Poker has a vast jargon of its own and some of these terms enter mainstream English every year. Words like bluff and poker face, add a lot of color to everyday English. Poker onlinedeveloped language of its own simply because no one has a poker face online!
One clear sign that an event or an activity has penetrated popular culture is when terms from that event or activity suddenly seem to be in widespread use in everyday language. In the United States, there are many baseball terms that have been common in everyday English. An odd idea might “come out of left field”. When Barack Obama chose Joe Biden as his Vice-President in 2008, Bill Clinton said that Obama had “hit a home run”. Conversely, when a person fails in any attempt we might day that he “struck out”.
In the “Trump era”, some terms become popular. The blackjack term “double down” now can mean to continue to hold a controversial position especially in the face of evidence that seems to contradict the original position. The poker term “all in” may also become popular in a similar context but it has not yet done so.
So, we thought it might be interesting and even informative to explore terms that originated in poker and have entered everyday speech. One way to learn which words are getting mainstream traction is to look at online poker forums and online political and social media forums.
The overlap of terms is striking.
This may be the most common poker term in common, everyday use. We use it in informal speech regarding any type of negotiation. “He’s bluffing” describes a negotiation tactic that appears to be far from the real, anticipated conclusion of the deal.
If we are sure that someone is bluffing we can “call his bluff”.
Speaking about a business deal, the etymology of this term is quite fascinating. It comes from an Old English term which meant either to distribute or to participate. Both of these understandings are present in poker, so we might say that Old English gave us the term “deal” as in to distribute the cards.
Poker has given back the term “it’s your deal” which in poker terms simply refers to the rotating dealer position and in business terms refers to a big financial or business project in which one member of a corporation may be assigned to lead the negotiations and implementation of the deal.
It is also remarkable that the term deal evolved into the term “tell”. It seems that in the business world, dealing, bluffing, and revealing one’s real position through “tells” is far older than we might have thought.
Pass the Buck
The buck was the original poker term for the deal as it rotated around the table. In the old American West, poker players were notoriously suspicious of each other as they should have been. The button was a knife with a handle made from a buck’s horn.
The knife moved around the table to represent the dealer and if a player decided not to deal the cards, he “passed the buck”.
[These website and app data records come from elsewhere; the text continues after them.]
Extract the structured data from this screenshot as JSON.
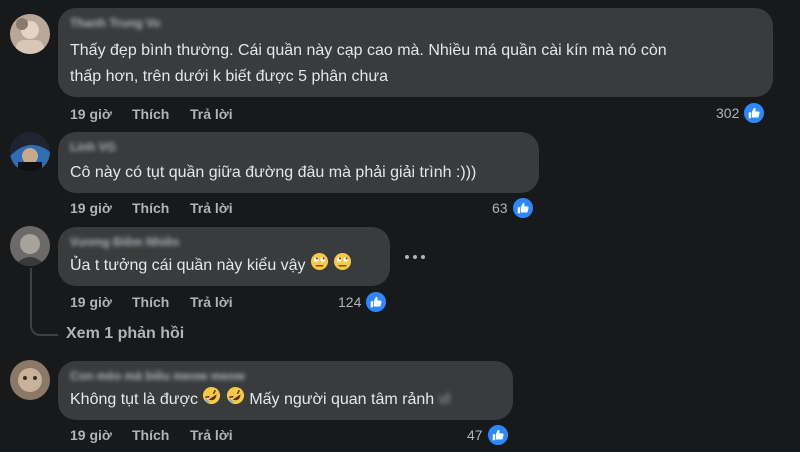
{
  "colors": {
    "background": "#18191a",
    "bubble": "#3a3b3c",
    "like_blue": "#2d88ff",
    "meta_text": "#b0b3b8"
  },
  "comments": [
    {
      "author": "Thanh Trung Vo",
      "line1": "Thấy đẹp bình thường. Cái quần này cạp cao mà. Nhiều má quần cài kín mà nó còn",
      "line2": "thấp hơn, trên dưới k biết được 5 phân chưa",
      "time": "19 giờ",
      "like_label": "Thích",
      "reply_label": "Trả lời",
      "reaction_icon": "like-icon",
      "reaction_count": "302"
    },
    {
      "author": "Linh VG",
      "line1": "Cô này có tụt quần giữa đường đâu mà phải giải trình :)))",
      "time": "19 giờ",
      "like_label": "Thích",
      "reply_label": "Trả lời",
      "reaction_icon": "like-icon",
      "reaction_count": "63"
    },
    {
      "author": "Vương Điềm Nhiên",
      "line1": "Ủa t tưởng cái quần này kiểu vậy",
      "emojis": [
        "face-with-rolling-eyes-icon",
        "face-with-rolling-eyes-icon"
      ],
      "time": "19 giờ",
      "like_label": "Thích",
      "reply_label": "Trả lời",
      "reaction_icon": "like-icon",
      "reaction_count": "124",
      "more_icon": "more-options-icon",
      "view_replies": "Xem 1 phản hồi"
    },
    {
      "author": "Con mèo mà biêu meow meow",
      "line1_a": "Không tụt là được",
      "emojis": [
        "rolling-on-floor-laughing-icon",
        "rolling-on-floor-laughing-icon"
      ],
      "line1_b": "Mấy người quan tâm rảnh",
      "line1_blur": "vl",
      "time": "19 giờ",
      "like_label": "Thích",
      "reply_label": "Trả lời",
      "reaction_icon": "like-icon",
      "reaction_count": "47"
    }
  ]
}
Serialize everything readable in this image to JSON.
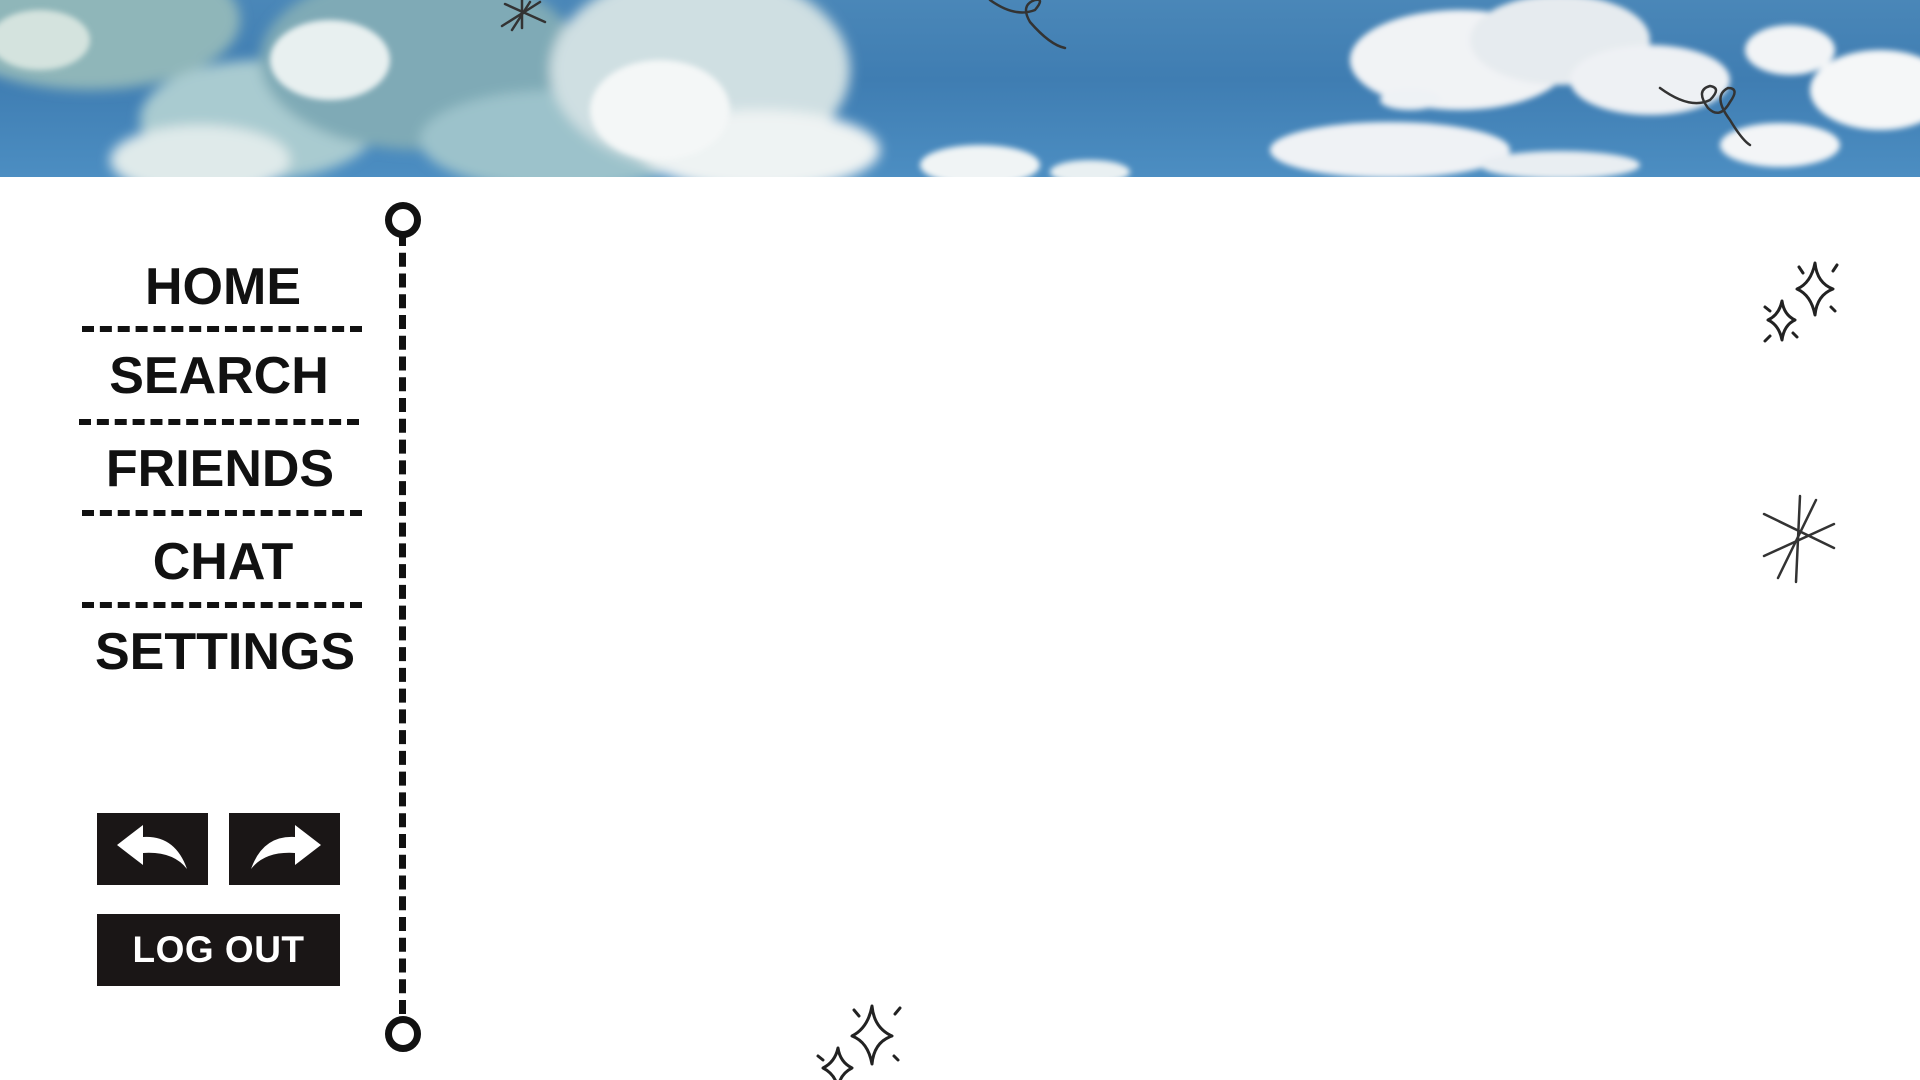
{
  "nav": {
    "items": [
      {
        "label": "HOME"
      },
      {
        "label": "SEARCH"
      },
      {
        "label": "FRIENDS"
      },
      {
        "label": "CHAT"
      },
      {
        "label": "SETTINGS"
      }
    ]
  },
  "controls": {
    "back_icon": "back-arrow-icon",
    "forward_icon": "forward-arrow-icon",
    "logout_label": "LOG OUT"
  },
  "theme": {
    "sky_color": "#4a87b8",
    "ink_color": "#111111",
    "button_color": "#1a1616",
    "background": "#ffffff"
  }
}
The term buck is also slang for dollars and for the wild gyrations horses make in rodeos. Many people think that to pass the buck refers to money. In fact, it refers to either shirking one’s responsibility or, more commonly, trying to pass the blame for a failure onto someone else.
A “bucking bronco” is an untamed horse.
This is a very common English term. It has spawned its own subset of terms. For example, pulp fiction writers use the cliché “stony face or stony visage” to describe any of their characters from a criminal to a detective.
In less demonstrative speech we talk about a person who “shows no emotion”.
This term derives from the modern understanding of passing the buck. A person who successfully passes the buck in the sense of passing the blame for a failure onto someone else may develop a reputation as a “four flusher”. In modern terms, this is a very negative term. It sets the four flusher apart from his or her colleagues as someone not to be trusted. In poker, it originally meant a player who stayed in pots too long hoping to turn four to a flush into a winning flush.
When the Chips are Down
A four flusher cannot be trusted in general but especially not when the chips are down. This refers to tense moments in any activity from the end of a negotiation before the close, a critical moment in a sports match, or even when there is a serious complication in a surgery.
Everyone experiences moments when the chips are down. Some people react forcefully and some people fold under the pressure.
This is the moment a player realizes either that his hand is the weaker hand or he is simply unwilling to find out if the opponent is bluffing. Poker players fold before the flop at least 70% of the time. So, folding is not a shameful tactic; in fact, it is the best tactic most of the time.
Folding can lead to derision when a player stays in a hand too long only to fold in the face of a large bet. In business negotiations, one side might fold when the other side “ups the ante”.
Up the Ante
This is an excellent example of how words and terms enter common use even in somewhat different form than the original. In poker, we might up the ante in a friendly neighborhood game from five cents to a dime. In business terms, it means to add some demand in negotiations.
A businessperson might up the ante only months after the negotiations started.
Stack the Deck
This is one of the most under-handed things poker players can do. In everyday use, it mostly refers to inter-personal or political matters in which one side has contrived to set the rules or to change the rules so as to favor their side in a dramatic fashion.
One of the reasons American politics have become so contentious is because everyone is accusing everyone else of stacking the deck against them.
This ubiquitous term comes from the blue chips at the poker table which represented the highest denomination. Today, a blue chip stock is stock in a top level company, a blue chip athlete is one at or near the top of his or her sport, and a blue chip idea is one that has or may soon be accepted worldwide.
Poker is a blue chip game not only in the challenges it represents but also in the many words and terms it gives to the language.